═══ LISTED RECORDS ═══

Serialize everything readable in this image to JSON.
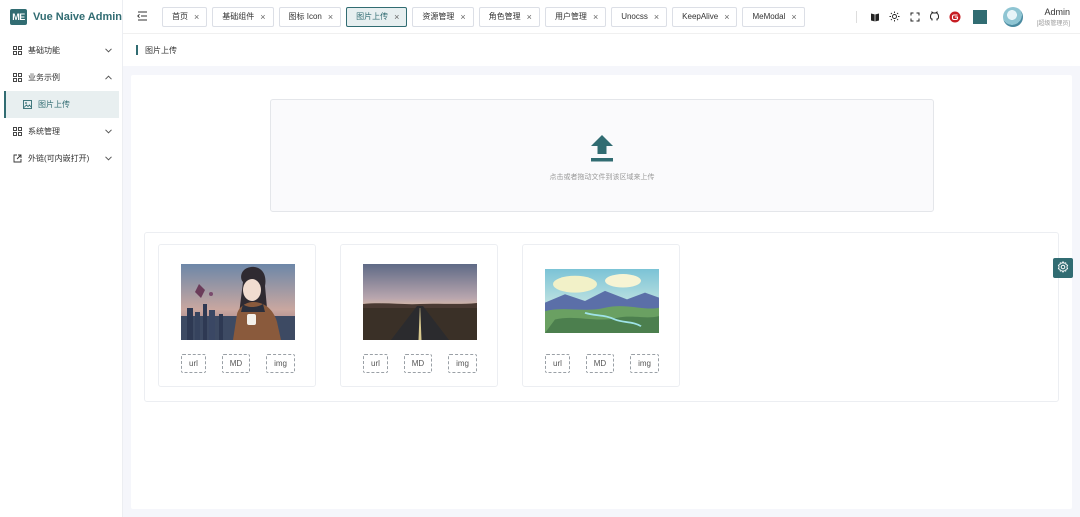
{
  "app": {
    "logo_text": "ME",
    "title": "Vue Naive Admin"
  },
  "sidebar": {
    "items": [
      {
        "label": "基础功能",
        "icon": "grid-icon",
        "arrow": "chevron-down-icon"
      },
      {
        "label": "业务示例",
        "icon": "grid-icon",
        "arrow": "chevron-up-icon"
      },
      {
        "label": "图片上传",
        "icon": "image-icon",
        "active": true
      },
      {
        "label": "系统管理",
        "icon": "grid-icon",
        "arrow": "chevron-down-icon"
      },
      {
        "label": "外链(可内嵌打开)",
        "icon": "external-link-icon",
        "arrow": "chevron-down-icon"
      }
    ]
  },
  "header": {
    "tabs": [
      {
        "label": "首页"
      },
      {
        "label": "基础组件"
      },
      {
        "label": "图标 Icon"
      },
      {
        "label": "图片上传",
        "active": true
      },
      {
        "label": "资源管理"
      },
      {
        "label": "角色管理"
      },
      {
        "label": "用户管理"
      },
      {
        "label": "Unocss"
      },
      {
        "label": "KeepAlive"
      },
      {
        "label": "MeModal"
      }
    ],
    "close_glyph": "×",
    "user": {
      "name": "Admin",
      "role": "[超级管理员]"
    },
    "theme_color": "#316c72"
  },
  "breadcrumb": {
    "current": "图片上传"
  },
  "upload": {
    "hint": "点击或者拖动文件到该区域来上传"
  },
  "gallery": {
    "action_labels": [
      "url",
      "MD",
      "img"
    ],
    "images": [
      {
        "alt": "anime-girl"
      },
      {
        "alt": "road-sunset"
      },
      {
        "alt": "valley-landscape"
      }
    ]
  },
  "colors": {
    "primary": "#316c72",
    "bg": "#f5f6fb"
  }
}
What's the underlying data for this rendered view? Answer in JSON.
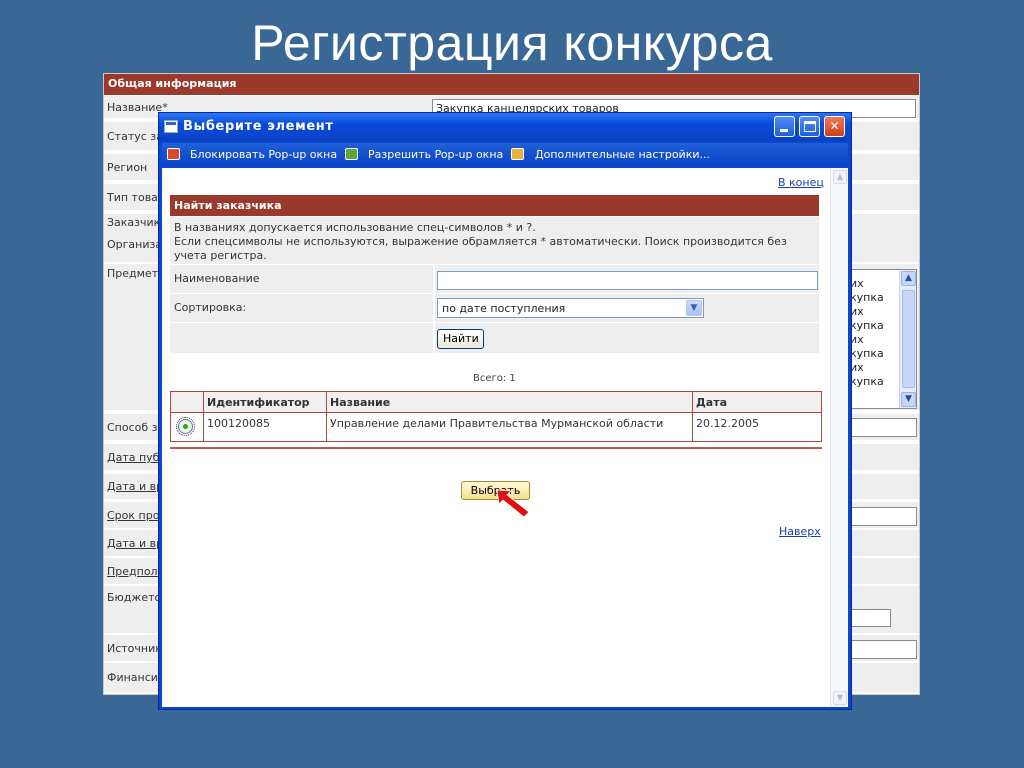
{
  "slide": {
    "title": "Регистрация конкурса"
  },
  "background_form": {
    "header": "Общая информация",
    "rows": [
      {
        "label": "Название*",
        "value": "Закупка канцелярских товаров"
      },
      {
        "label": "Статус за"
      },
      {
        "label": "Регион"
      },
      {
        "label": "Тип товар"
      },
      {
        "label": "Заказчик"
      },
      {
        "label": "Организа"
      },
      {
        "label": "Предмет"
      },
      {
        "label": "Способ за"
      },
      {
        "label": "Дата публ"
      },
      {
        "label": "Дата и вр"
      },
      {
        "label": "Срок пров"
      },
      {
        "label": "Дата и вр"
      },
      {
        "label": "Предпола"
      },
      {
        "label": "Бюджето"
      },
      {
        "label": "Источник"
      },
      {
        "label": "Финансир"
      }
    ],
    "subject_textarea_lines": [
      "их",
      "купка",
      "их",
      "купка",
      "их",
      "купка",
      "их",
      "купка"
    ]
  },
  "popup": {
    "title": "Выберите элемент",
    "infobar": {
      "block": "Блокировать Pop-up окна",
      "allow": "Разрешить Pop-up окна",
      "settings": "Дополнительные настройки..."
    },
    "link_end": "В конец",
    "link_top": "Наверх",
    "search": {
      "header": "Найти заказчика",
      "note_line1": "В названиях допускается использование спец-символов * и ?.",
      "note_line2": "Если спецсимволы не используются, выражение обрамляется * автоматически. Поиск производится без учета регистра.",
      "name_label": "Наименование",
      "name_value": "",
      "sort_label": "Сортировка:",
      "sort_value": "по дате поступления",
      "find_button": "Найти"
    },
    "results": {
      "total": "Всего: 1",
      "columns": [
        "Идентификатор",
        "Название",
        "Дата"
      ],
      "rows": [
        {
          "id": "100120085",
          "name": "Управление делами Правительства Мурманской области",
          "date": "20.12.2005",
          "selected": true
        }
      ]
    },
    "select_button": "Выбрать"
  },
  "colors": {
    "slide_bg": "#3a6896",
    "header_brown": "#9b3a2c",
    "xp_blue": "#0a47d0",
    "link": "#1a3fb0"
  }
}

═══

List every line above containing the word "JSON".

Serialize everything readable in this image to JSON.
What's the underlying data for this rendered view? Answer in JSON.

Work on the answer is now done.